An unusually cold winter in the US in 2014 took a toll on the green anole lizard, a tree-dwelling creature common to the southeastern United States. A new study offers a rare view of natural selection in this species, showing how the lizard survivors at the southernmost part of their range in Texas came to be more like their cold-adapted counterpar [+]


Animal coloration research: On the threshold of a new era (03 Aug 2017) In the last 20 years, the field of animal coloration research has experienced explosive growth thanks to numerous technological advances, and it now stands on the threshold of a new era.

Revising a mammal branch on tree of life (02 Aug 2017) One small mammal is experiencing a triumphant return to its long-ago spot on the tree of life. Scientists have elevated a subspecies of giant sengi, or elephant-shrew, to full species status aided by genetic information gathered from the California Academy of Sciences' vast mammalogy collection.

What flowers looked like 100 million years ago (02 Aug 2017)
Flowering plants with at least 300,000 species are by far the most diverse group of plants on Earth. They include almost all the species used by people for food, medicine, and many other purposes. However, flowering plants arose only about 140 million years ago, quite late in the evolution of plants, toward the end of the age of the dinosaurs, but [+]


Baby fish exercising, a surprising source of adaptive variation in fish jaws (01 Aug 2017) A frustration of evolutionary biologists is that genetics can account for only a small percent of variation in physical traits. Now researchers have found new results on how another factor, a behavior in early cichlid fish larvae's developmental environment, influences later variation in their craniofacial bones.

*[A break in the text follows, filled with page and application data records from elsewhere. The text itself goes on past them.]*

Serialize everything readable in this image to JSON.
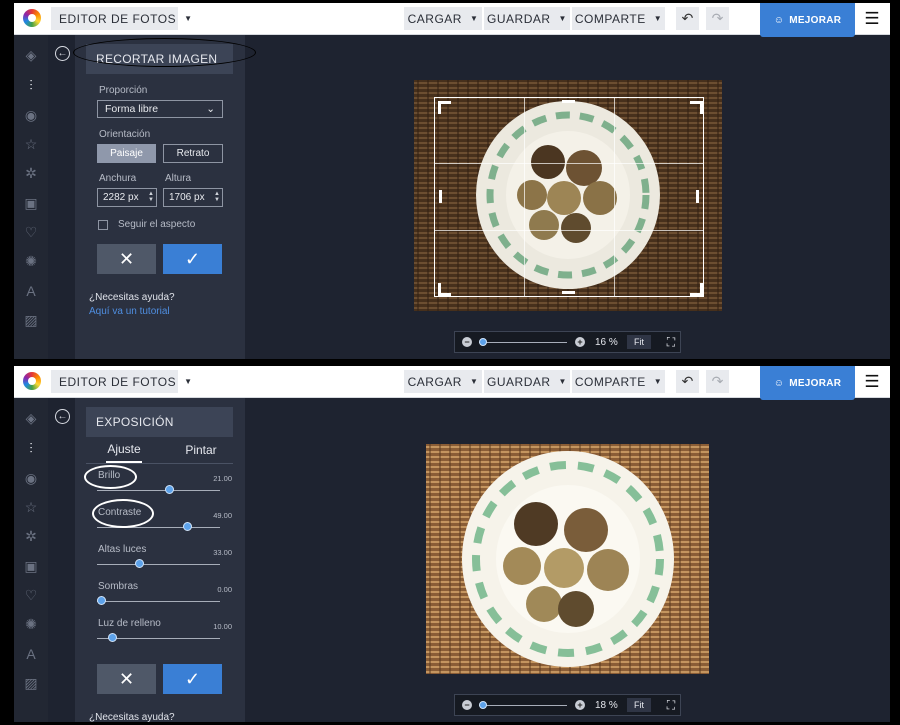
{
  "toolbar": {
    "app_menu": "EDITOR DE FOTOS",
    "cargar": "CARGAR",
    "guardar": "GUARDAR",
    "comparte": "COMPARTE",
    "mejorar": "MEJORAR"
  },
  "icons": {
    "undo": "↶",
    "redo": "↷",
    "menu": "☰",
    "caret": "▼",
    "check": "✓",
    "close": "✕",
    "back": "←",
    "rail": [
      "layers-icon",
      "sliders-icon",
      "eye-icon",
      "star-icon",
      "gear-icon",
      "frame-icon",
      "heart-icon",
      "badge-icon",
      "text-icon",
      "texture-icon"
    ]
  },
  "crop_panel": {
    "title": "RECORTAR IMAGEN",
    "proportion_label": "Proporción",
    "proportion_value": "Forma libre",
    "orientation_label": "Orientación",
    "landscape": "Paisaje",
    "portrait": "Retrato",
    "width_label": "Anchura",
    "height_label": "Altura",
    "width_value": "2282 px",
    "height_value": "1706 px",
    "keep_aspect": "Seguir el aspecto",
    "help": "¿Necesitas ayuda?",
    "tutorial": "Aquí va un tutorial",
    "zoom": "16 %",
    "fit": "Fit"
  },
  "exposure_panel": {
    "title": "EXPOSICIÓN",
    "tabs": [
      "Ajuste",
      "Pintar"
    ],
    "sliders": [
      {
        "label": "Brillo",
        "value": "21.00",
        "level": 0.6
      },
      {
        "label": "Contraste",
        "value": "49.00",
        "level": 0.75
      },
      {
        "label": "Altas luces",
        "value": "33.00",
        "level": 0.33
      },
      {
        "label": "Sombras",
        "value": "0.00",
        "level": 0.0
      },
      {
        "label": "Luz de relleno",
        "value": "10.00",
        "level": 0.1
      }
    ],
    "help": "¿Necesitas ayuda?",
    "zoom": "18 %",
    "fit": "Fit"
  },
  "colors": {
    "accent": "#3a7fd5",
    "panel": "#2b3140",
    "canvas": "#1e2330"
  }
}
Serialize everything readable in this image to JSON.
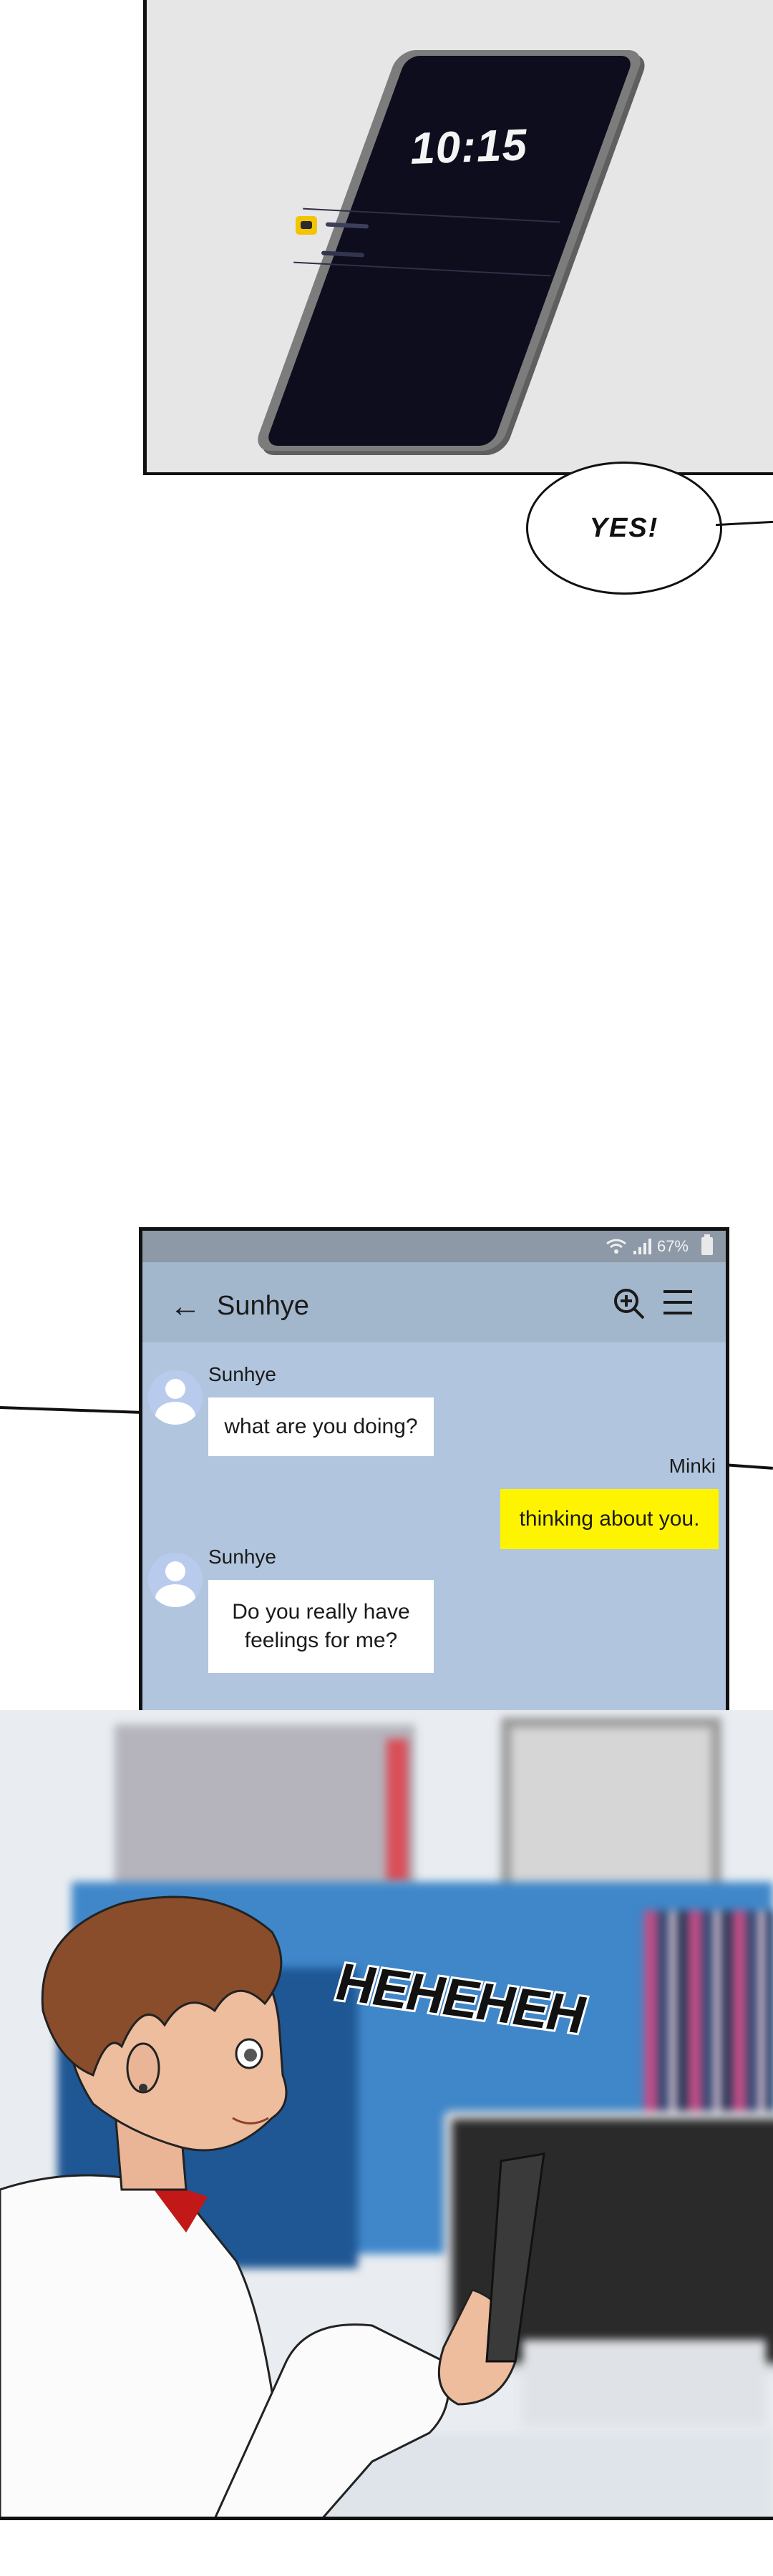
{
  "panel_phone": {
    "lock_time": "10:15"
  },
  "speech_bubble": {
    "text": "YES!"
  },
  "chat": {
    "status": {
      "battery": "67%"
    },
    "header": {
      "back_glyph": "←",
      "contact_name": "Sunhye",
      "icons": [
        "back-arrow-icon",
        "zoom-in-icon",
        "menu-icon"
      ]
    },
    "messages": [
      {
        "sender": "Sunhye",
        "text": "what are you doing?",
        "direction": "incoming"
      },
      {
        "sender": "Minki",
        "text": "thinking about you.",
        "direction": "outgoing"
      },
      {
        "sender": "Sunhye",
        "text": "Do you really have feelings for me?",
        "direction": "incoming"
      }
    ],
    "colors": {
      "chat_background": "#b1c6de",
      "outgoing_bubble": "#fff400",
      "incoming_bubble": "#ffffff"
    }
  },
  "sound_effect": {
    "text": "HEHEHEH"
  }
}
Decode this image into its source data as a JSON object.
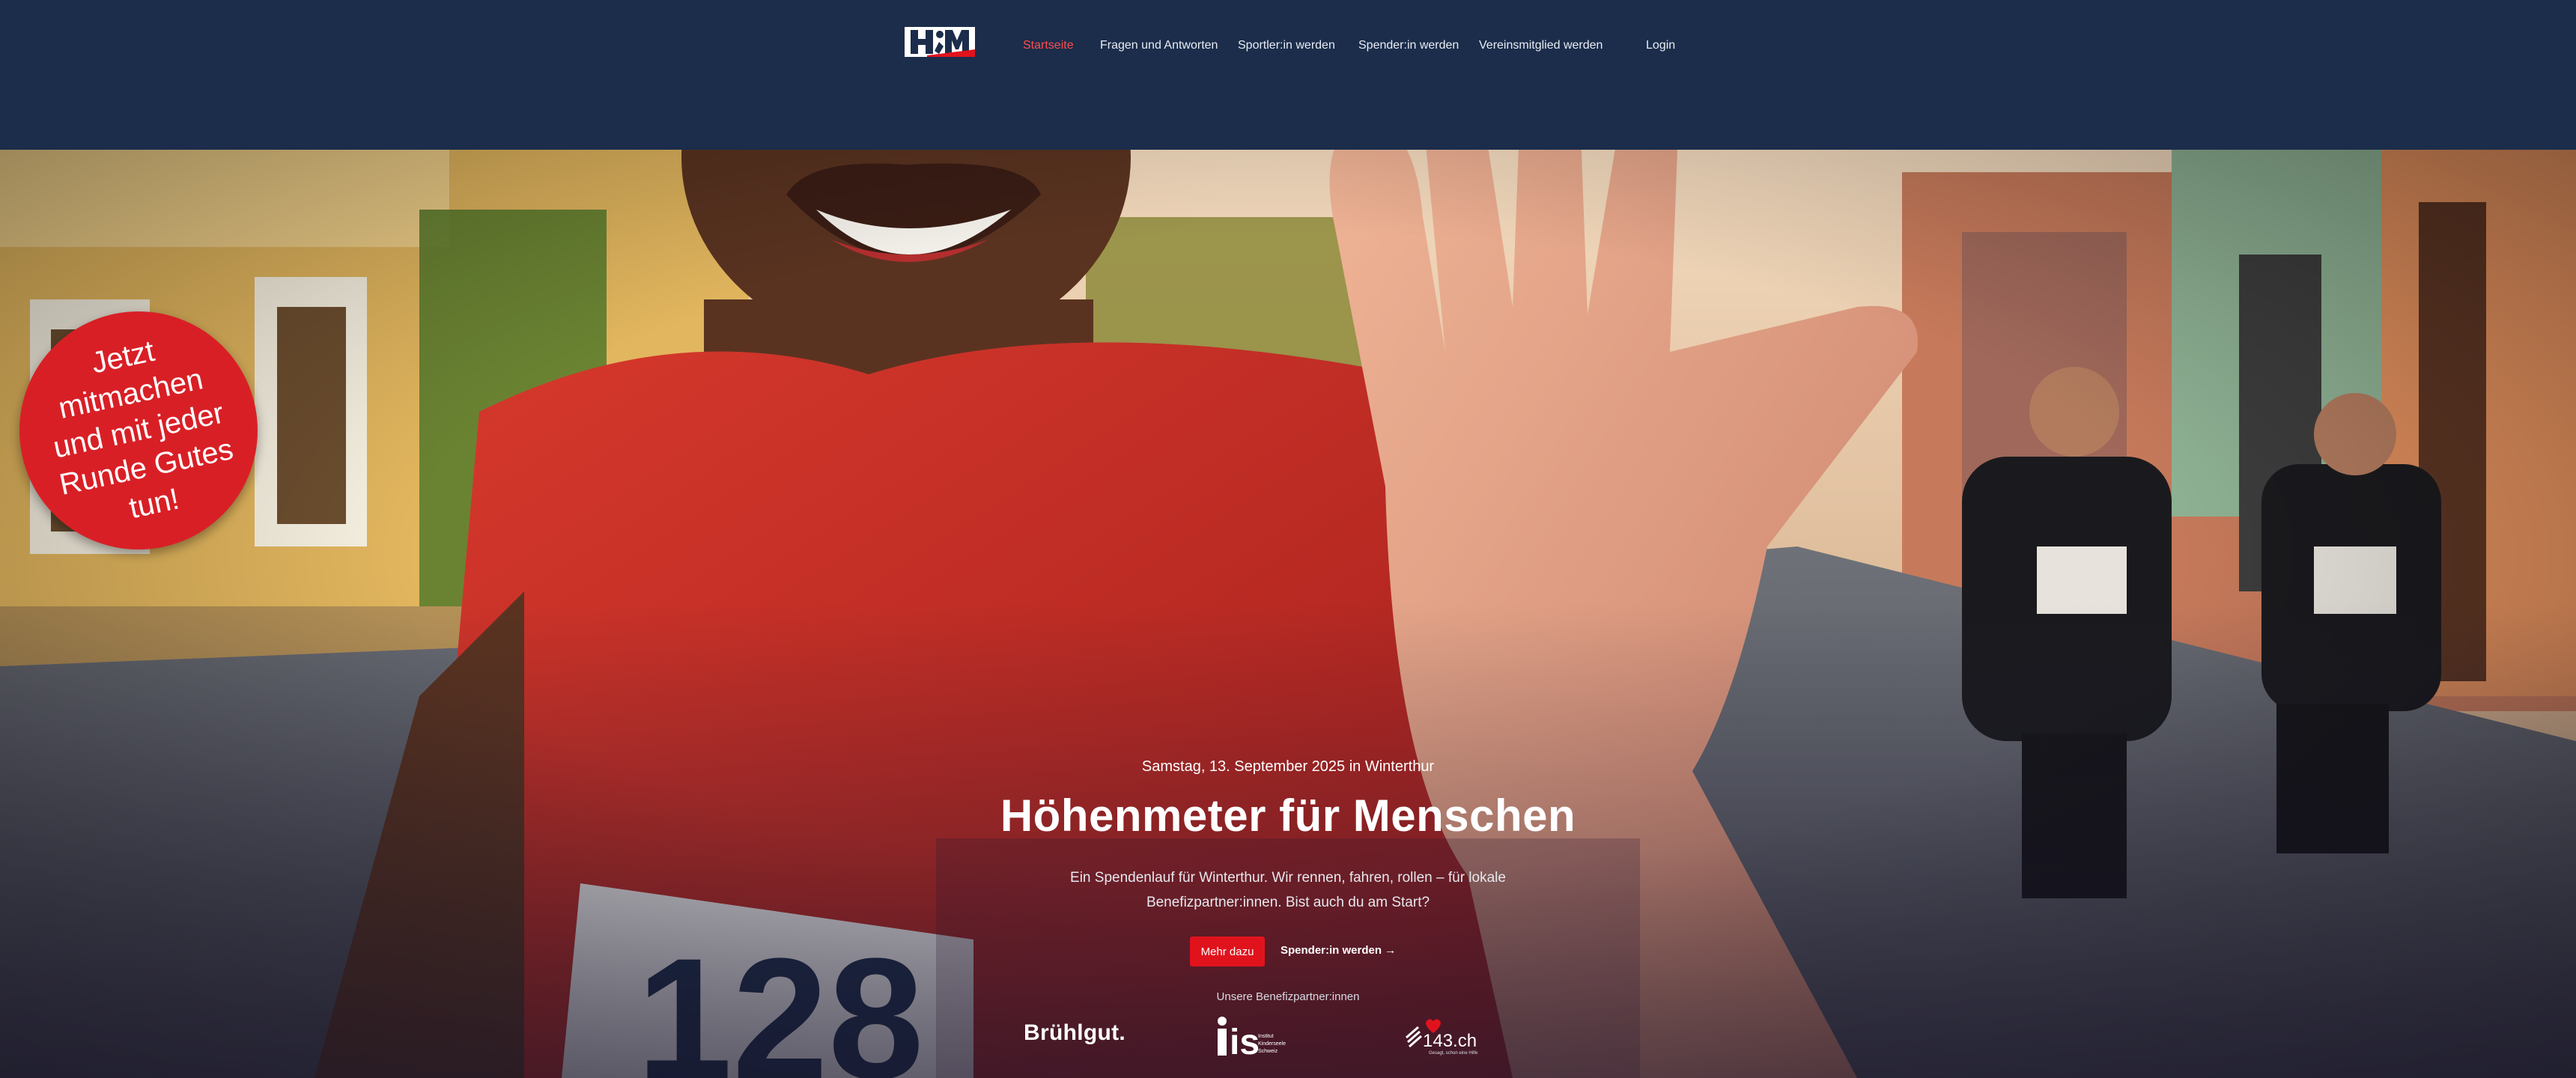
{
  "nav": {
    "logo_alt": "HfM",
    "items": [
      {
        "label": "Startseite",
        "active": true
      },
      {
        "label": "Fragen und Antworten",
        "active": false
      },
      {
        "label": "Sportler:in werden",
        "active": false
      },
      {
        "label": "Spender:in werden",
        "active": false
      },
      {
        "label": "Vereinsmitglied werden",
        "active": false
      }
    ],
    "login": "Login"
  },
  "sticker": {
    "text": "Jetzt mitmachen und mit jeder Runde Gutes tun!"
  },
  "hero": {
    "date": "Samstag, 13. September 2025 in Winterthur",
    "title": "Höhenmeter für Menschen",
    "subtitle": "Ein Spendenlauf für Winterthur. Wir rennen, fahren, rollen – für lokale Benefizpartner:innen. Bist auch du am Start?",
    "primary_button": "Mehr dazu",
    "secondary_link": "Spender:in werden →",
    "bib_number": "128"
  },
  "partners": {
    "label": "Unsere Benefizpartner:innen",
    "items": [
      {
        "name": "Brühlgut."
      },
      {
        "name": "is",
        "caption": "Institut Kinderseele Schweiz"
      },
      {
        "name": "143.ch",
        "caption": "Gesagt, schon eine Hilfe"
      }
    ]
  },
  "colors": {
    "nav_bg": "#1b2d4b",
    "accent": "#e0131d",
    "active_nav": "#ff4c4c",
    "sticker": "#d91f26"
  }
}
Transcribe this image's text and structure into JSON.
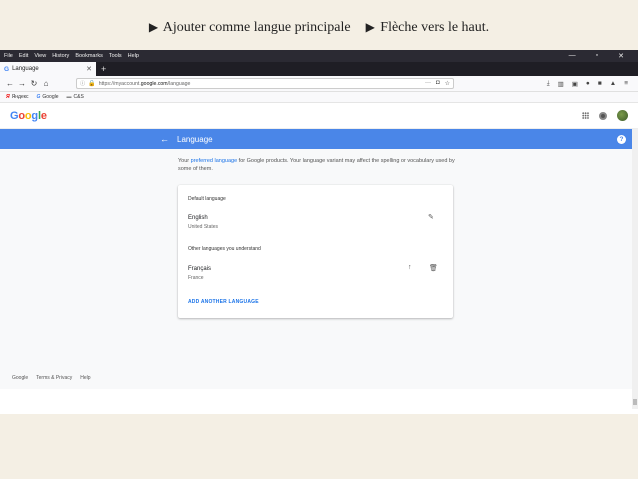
{
  "caption": {
    "item1": "Ajouter comme langue principale",
    "item2": "Flèche vers le haut."
  },
  "browser": {
    "menus": [
      "File",
      "Edit",
      "View",
      "History",
      "Bookmarks",
      "Tools",
      "Help"
    ],
    "window_controls": [
      "—",
      "▫",
      "✕"
    ],
    "tab_title": "Language",
    "tab_close": "✕",
    "new_tab": "+",
    "url_prefix": "https://myaccount.",
    "url_domain": "google.com",
    "url_path": "/language",
    "url_dots": "···",
    "bookmarks": [
      "Яндекс",
      "Google",
      "C&S"
    ]
  },
  "google": {
    "logo_letters": [
      "G",
      "o",
      "o",
      "g",
      "l",
      "e"
    ],
    "logo_colors": [
      "#4285F4",
      "#EA4335",
      "#FBBC05",
      "#4285F4",
      "#34A853",
      "#EA4335"
    ]
  },
  "bluebar": {
    "title": "Language",
    "help": "?",
    "color": "#4A86E8"
  },
  "intro": {
    "pre": "Your ",
    "link": "preferred language",
    "post": " for Google products. Your language variant may affect the spelling or vocabulary used by some of them."
  },
  "card": {
    "default_heading": "Default language",
    "default_lang": "English",
    "default_region": "United States",
    "other_heading": "Other languages you understand",
    "other_lang": "Français",
    "other_region": "France",
    "add_label": "ADD ANOTHER LANGUAGE"
  },
  "footer": [
    "Google",
    "Terms & Privacy",
    "Help"
  ]
}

Safely releasing genetically modified genes into the wild (01 Aug 2017)
So, you've genetically engineered a malaria-resistant mosquito. Now what? How many mosquitoes would you need to replace the disease-carrying wild type? What is the most effective distribution pattern? How could you stop a premature release of the engineered mosquitoes? Applied mathematicians and physicists used mathematical modeling to guide the de [+]


Genome sequencing shows spiders, scorpions share ancestor (01 Aug 2017) Researchers have discovered a whole genome duplication during the evolution of spiders and scorpions.